Dear fellow photography grinders,
As mentioned earlier, if you’re looking to increase your earnings from stock photography, it’s a good idea to start including people in your frame.
If you’re shooting editorial images, as I do, photographing people is fundamental. If you’re the shy type, like me, it’s all about pushing yourself out of your comfort zone.
People acting spontaneous are the best
In a public space, I don’t believe in the advice to ask someone for their opinion before taking a picture, which is also known as ‘Street portraiture’. When I have in the past, I later regretted since the image looked less than authentic. There’s even a psychological phenomenon that people act differently when they know they are being photographed, known as the ‘Hawthorne Effect’.
Not everybody likes getting their picture taken without their permission
Tough break.

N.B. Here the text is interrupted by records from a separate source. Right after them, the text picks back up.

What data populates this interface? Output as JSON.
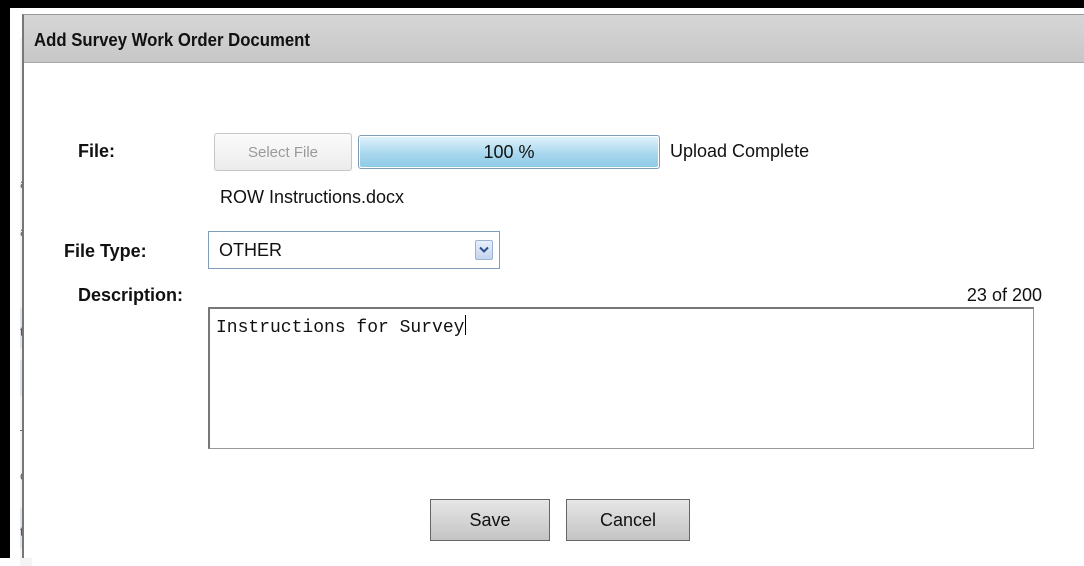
{
  "dialog": {
    "title": "Add Survey Work Order Document"
  },
  "file": {
    "label": "File:",
    "select_button": "Select File",
    "progress_text": "100 %",
    "progress_fraction": 1.0,
    "status": "Upload Complete",
    "file_name": "ROW Instructions.docx"
  },
  "file_type": {
    "label": "File Type:",
    "selected": "OTHER"
  },
  "description": {
    "label": "Description:",
    "counter": "23 of 200",
    "value": "Instructions for Survey"
  },
  "actions": {
    "save": "Save",
    "cancel": "Cancel"
  },
  "background_fragments": [
    "a",
    "a",
    "t",
    "c",
    "t"
  ],
  "colors": {
    "title_bar": "#cfcfcf",
    "progress_fill": "#a9d8ee",
    "dropdown_border": "#7f9db9"
  },
  "icons": {
    "dropdown": "chevron-down-icon"
  }
}
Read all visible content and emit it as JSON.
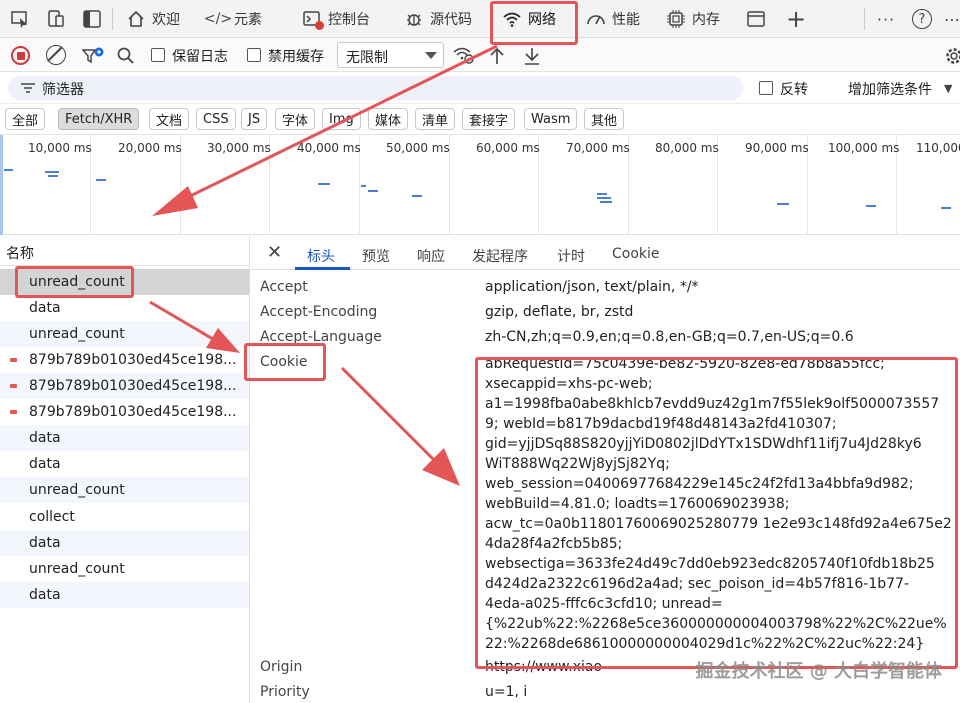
{
  "tabbar": {
    "tabs": [
      {
        "label": "欢迎",
        "icon": "home-icon"
      },
      {
        "label": "元素",
        "icon": "code-icon"
      },
      {
        "label": "控制台",
        "icon": "console-icon"
      },
      {
        "label": "源代码",
        "icon": "bug-icon"
      },
      {
        "label": "网络",
        "icon": "wifi-icon",
        "active": true
      },
      {
        "label": "性能",
        "icon": "gauge-icon"
      },
      {
        "label": "内存",
        "icon": "chip-icon"
      }
    ],
    "more_label": "···",
    "help_label": "?"
  },
  "toolbar": {
    "preserve_log": "保留日志",
    "disable_cache": "禁用缓存",
    "throttling": "无限制"
  },
  "filter": {
    "placeholder": "筛选器",
    "invert": "反转",
    "more_filters": "增加筛选条件"
  },
  "type_filters": [
    "全部",
    "Fetch/XHR",
    "文档",
    "CSS",
    "JS",
    "字体",
    "Img",
    "媒体",
    "清单",
    "套接字",
    "Wasm",
    "其他"
  ],
  "timeline": {
    "ticks": [
      "10,000 ms",
      "20,000 ms",
      "30,000 ms",
      "40,000 ms",
      "50,000 ms",
      "60,000 ms",
      "70,000 ms",
      "80,000 ms",
      "90,000 ms",
      "100,000 ms",
      "110,000"
    ]
  },
  "requests": {
    "header": "名称",
    "rows": [
      {
        "name": "unread_count",
        "selected": true
      },
      {
        "name": "data"
      },
      {
        "name": "unread_count"
      },
      {
        "name": "879b789b01030ed45ce198...",
        "error": true
      },
      {
        "name": "879b789b01030ed45ce198...",
        "error": true
      },
      {
        "name": "879b789b01030ed45ce198...",
        "error": true
      },
      {
        "name": "data"
      },
      {
        "name": "data"
      },
      {
        "name": "unread_count"
      },
      {
        "name": "collect"
      },
      {
        "name": "data"
      },
      {
        "name": "unread_count"
      },
      {
        "name": "data"
      }
    ]
  },
  "details": {
    "close": "✕",
    "tabs": [
      "标头",
      "预览",
      "响应",
      "发起程序",
      "计时",
      "Cookie"
    ],
    "headers": [
      {
        "name": "Accept",
        "value": "application/json, text/plain, */*"
      },
      {
        "name": "Accept-Encoding",
        "value": "gzip, deflate, br, zstd"
      },
      {
        "name": "Accept-Language",
        "value": "zh-CN,zh;q=0.9,en;q=0.8,en-GB;q=0.7,en-US;q=0.6"
      },
      {
        "name": "Cookie",
        "value": ""
      },
      {
        "name": "Origin",
        "value": "https://www.xiao"
      },
      {
        "name": "Priority",
        "value": "u=1, i"
      }
    ],
    "cookie_lines": [
      "abRequestId=75c0439e-be82-5920-82e8-ed78b8a55fcc;",
      "xsecappid=xhs-pc-web;",
      "a1=1998fba0abe8khlcb7evdd9uz42g1m7f55lek9olf5000073557",
      "9; webId=b817b9dacbd19f48d48143a2fd410307;",
      "gid=yjjDSq88S820yjjYiD0802jlDdYTx1SDWdhf11ifj7u4Jd28ky6",
      "WiT888Wq22Wj8yjSj82Yq;",
      "web_session=04006977684229e145c24f2fd13a4bbfa9d982;",
      "webBuild=4.81.0; loadts=1760069023938;",
      "acw_tc=0a0b11801760069025280779 1e2e93c148fd92a4e675e2",
      "4da28f4a2fcb5b85;",
      "websectiga=3633fe24d49c7dd0eb923edc8205740f10fdb18b25",
      "d424d2a2322c6196d2a4ad; sec_poison_id=4b57f816-1b77-",
      "4eda-a025-fffc6c3cfd10; unread=",
      "{%22ub%22:%2268e5ce360000000004003798%22%2C%22ue%",
      "22:%2268de68610000000004029d1c%22%2C%22uc%22:24}"
    ]
  },
  "watermark": "掘金技术社区 @ 大白学智能体"
}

As long as you’re not breaking any laws (check in the country you’re shooting), it’s within your right to take their picture, but don’t be an asshole about it.
Whenever people have got upset at me for taking their picture, I’m polite, apologise and walk away. Not my fault they’re so photogenic, like this dude below.
Often when I’m doing my post-production I see strangers’ uncomfortable expressions staring right back at me, like this dude in Parma.
As a last case resort, shoot from the hip and put your camera on ‘quiet mode’
If you’re feeling really uncomfortable try the above advice and thank me later. However, no guarantee that your image will be in focus, so make sure you try ‘zone focusing’.
Good luck with your shooting! Click below to purchase a copy of my book, the Brutally Honest Guide to Microstock Photography with more tips on shooting editorial street photography.
Also available on kindle: